Monteverdi’s Vespro della Beata Vergine of 1610 follows what are arguably two of the composer’s greatest developments in music. His fifth book of madrigals, published in 1605, made forays into the compositional style we now recognize as “baroque”. Furthermore, two warmly received operas—the first of their kind—L’Orfeo, and L’Arianna, were published in 1607 and 1608, respectively. Elements from both these pieces figure prominently in the Vespers offered by Boston Baroque at Jordan Hall on Friday.
At the core of the collection of pieces that comprise the Vespers are nine interlocking motets and psalm verses, bookended with an initial versicle/response and concluding sonata/hymn/Magnificat. Motet settings are significantly less elaborate than the psalm settings, consisting often of just a solo or small ensemble of voices, yet employing a range of novel textures and compositional techniques. Contrast this to the psalm settings, which revel in the color of a much larger ensemble; these grander works set the related Gregorian plainchant—the bedrock melody for the Monteverdi’s monumental settings. It is the intense concentration of the hymns that remind us of the more familiar Monteverdi. Although sacred, these hymns recall the flexibility and experimentation of Monteverdi’s later secular madrigals, and this stark contrast has spurred a long-standing debate as to whether the hymns were intended to be performed as an integral part of the Vespers, or simply happened to accompany the work in its publication. Yet interspersions of miniatures such as we heard provide contrast to the more substantial psalm settings.
More operatic elements came in the bookends. The trumpet calls that announce the beginning of the Vespers are lifted directly from L’Orfeo. The concluding triptych reveals Monteverdi’s most elaborate technique, employing many of the more dramatic effects from the operas. The Sonata sopra ‘Sancta Maria ora pro nobis’ prominently features small-ensemble instrumental variations in the backdrop of various versions of a single phrase, Ave Maria, Sancta Maria, ora pro nobis—almost a Baroque version of Young Person’s Guide to the Orchestra. This showmanship is followed by rich choral textures of the Ave maris stella featuring rich choral writing for both ensemble and solo voices alternating with an instrumental ritornello. The orchestral and choral forces united in an awe-inspiring Magnificat that concluded the work.

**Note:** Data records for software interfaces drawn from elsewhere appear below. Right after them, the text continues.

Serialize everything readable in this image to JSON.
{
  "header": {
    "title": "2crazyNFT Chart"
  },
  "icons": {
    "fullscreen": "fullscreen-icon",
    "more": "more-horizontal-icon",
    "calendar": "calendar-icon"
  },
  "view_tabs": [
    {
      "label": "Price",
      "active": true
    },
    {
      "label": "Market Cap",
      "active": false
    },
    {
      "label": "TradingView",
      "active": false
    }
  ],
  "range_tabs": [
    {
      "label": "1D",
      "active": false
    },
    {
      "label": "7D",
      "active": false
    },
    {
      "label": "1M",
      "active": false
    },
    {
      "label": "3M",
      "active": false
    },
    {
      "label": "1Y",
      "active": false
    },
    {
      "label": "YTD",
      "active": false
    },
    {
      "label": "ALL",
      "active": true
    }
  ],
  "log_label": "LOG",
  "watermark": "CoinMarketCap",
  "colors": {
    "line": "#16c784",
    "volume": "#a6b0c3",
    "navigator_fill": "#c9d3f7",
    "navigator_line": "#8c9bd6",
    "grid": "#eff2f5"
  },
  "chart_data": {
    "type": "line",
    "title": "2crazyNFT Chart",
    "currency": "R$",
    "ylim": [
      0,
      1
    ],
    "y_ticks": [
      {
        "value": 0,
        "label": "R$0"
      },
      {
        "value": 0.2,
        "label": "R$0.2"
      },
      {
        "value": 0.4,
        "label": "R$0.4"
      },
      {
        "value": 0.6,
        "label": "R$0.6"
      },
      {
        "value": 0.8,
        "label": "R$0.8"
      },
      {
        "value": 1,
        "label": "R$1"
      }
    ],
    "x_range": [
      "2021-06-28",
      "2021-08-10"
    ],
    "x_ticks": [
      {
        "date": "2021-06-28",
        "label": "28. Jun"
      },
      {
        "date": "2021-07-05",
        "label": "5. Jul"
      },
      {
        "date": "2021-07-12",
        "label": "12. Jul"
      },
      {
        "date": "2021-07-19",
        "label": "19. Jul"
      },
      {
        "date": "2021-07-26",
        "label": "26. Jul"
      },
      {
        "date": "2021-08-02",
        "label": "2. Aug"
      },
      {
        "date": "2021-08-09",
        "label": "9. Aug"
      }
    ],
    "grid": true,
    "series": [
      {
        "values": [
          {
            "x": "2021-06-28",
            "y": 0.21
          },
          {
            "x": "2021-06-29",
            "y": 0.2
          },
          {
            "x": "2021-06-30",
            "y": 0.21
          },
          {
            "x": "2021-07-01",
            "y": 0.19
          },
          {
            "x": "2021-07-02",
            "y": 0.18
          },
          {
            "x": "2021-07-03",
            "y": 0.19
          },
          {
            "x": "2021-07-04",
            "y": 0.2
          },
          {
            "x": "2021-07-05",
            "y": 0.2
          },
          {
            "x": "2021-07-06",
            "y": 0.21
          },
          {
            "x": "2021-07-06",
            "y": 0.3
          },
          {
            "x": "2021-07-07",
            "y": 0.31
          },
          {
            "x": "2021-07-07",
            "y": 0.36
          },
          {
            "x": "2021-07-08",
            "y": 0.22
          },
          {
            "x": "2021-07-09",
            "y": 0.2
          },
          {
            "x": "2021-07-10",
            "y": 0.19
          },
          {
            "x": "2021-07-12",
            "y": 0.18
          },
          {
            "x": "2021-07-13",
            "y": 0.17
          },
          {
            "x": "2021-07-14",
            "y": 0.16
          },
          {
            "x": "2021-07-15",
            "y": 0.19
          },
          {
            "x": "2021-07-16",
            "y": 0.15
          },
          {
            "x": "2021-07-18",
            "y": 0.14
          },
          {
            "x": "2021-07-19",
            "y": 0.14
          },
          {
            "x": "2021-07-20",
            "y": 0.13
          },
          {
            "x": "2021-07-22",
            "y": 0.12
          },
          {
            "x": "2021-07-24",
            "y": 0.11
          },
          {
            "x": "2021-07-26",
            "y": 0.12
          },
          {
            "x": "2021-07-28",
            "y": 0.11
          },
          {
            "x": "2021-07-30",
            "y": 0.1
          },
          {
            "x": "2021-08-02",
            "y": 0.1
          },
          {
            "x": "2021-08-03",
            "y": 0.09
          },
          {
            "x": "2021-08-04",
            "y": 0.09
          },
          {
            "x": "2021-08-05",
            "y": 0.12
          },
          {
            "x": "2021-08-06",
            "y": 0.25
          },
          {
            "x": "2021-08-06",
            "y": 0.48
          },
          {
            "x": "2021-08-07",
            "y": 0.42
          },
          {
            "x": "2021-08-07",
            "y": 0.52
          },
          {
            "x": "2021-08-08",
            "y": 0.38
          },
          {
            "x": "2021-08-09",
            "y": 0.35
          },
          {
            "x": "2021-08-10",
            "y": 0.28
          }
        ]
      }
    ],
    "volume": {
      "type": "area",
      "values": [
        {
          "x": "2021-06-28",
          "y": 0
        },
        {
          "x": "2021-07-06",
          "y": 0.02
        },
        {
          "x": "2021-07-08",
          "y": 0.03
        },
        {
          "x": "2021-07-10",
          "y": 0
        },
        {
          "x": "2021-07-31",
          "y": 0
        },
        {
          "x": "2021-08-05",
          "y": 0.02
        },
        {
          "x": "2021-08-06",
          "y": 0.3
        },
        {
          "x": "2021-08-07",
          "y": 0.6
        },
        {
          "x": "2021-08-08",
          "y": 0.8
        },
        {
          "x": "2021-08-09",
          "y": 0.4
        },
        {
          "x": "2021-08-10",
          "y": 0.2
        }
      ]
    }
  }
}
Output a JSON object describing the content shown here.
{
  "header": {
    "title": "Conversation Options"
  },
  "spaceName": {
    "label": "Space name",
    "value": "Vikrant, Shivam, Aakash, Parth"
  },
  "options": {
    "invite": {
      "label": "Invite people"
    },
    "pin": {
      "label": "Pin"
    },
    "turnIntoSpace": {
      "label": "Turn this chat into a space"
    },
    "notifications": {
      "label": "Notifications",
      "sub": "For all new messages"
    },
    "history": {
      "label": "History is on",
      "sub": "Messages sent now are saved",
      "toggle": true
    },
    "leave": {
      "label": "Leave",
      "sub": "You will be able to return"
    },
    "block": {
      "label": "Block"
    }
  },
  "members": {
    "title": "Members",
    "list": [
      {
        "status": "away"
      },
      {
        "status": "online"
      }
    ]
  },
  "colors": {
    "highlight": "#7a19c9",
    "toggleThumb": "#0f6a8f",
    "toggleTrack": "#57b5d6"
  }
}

How fitting that the opening fanfare of the Vespers announced the inaugural concert of Boston Baroque’s 2014-2015 season. There are many decisions that need to be made in performing Monteverdi’s work. Under the leadership of music direction Martin Pearlman, Boston Baroque has treated the Vespers as a signature, having performed it multiple times over many years (even issuing a 1997 recording that has remained a standard). Friday’s performance brought to bear that accumulated experience, and provided a satisfying and balanced version.
Much of the heavy lifting on Friday evening was left to tenor soloists Thomas Cooley and Aaron Sheehan. Cooley, making his premiere with the ensemble, has a substantial voice that is replete in its lower registers while maintaining a robust sound as it climbs higher. He gave the recit-like motet Nigra sum a loving read; flexibly adorning the work with a supple ornamentation that benefited from his darker timbres. Sheehan’s florid tenor played nicely off Cooley’s substantial voice, particularly in movements where the two were paired in duets such as the Audi Coelum, in which Cooley, performing from the balcony, played haunting echo to Sheehan’s aria. The full hall seemed lacking in reverberation, vitiating the echo effect that this movement required. Another memorable moment was Duo seraphim, in which Cooley and Sheehan, both singing from the balcony, were joined by tenor Jonas Budris on stage. The effect of the movement is sonically disorienting, but the spatial play of three voices was exhilarating. Soprano soloists Teresa Wakim and Yulia Van Doren also made for a handsome pairing of voices in Pulchra es. Dana Whitesides and Bradford Gleim, although appearing only briefly, were the bass soloists throughout the work.
The various movements featuring full chorus and orchestra also fared well in music director Martin Pearlman’s fleet interpretation. Friday’s performance tailored the Vespers for the Feast of Assumption (as a collection of Marian motets, the work can be applied to any holiday celebrating Mary) and incorporated chant appropriate to Assumption before the Psalm settings. These introductory chants were robustly intoned by the tenor section—a choice that accentuated the focal plainchant at the center of the psalm settings. Although balance between choir and period orchestra was at times an issue (period brass can often be overwhelming) the choir provided a well-rounded sound that playfully interacted with the period orchestra. This was particularly evident in the sonata section, in which the sopranos achieved a pristine boy-choir-like clarity. Overall, Friday’s collaboration between choir, orchestra and soloists made a compelling case for why this work appears so frequently on Boston Baroque’s programs. Thoughtfully tailored, the two-hour-long traversal of Monteverdi’s Marian motets seemed continually to say something new with ever more interesting and beautiful music.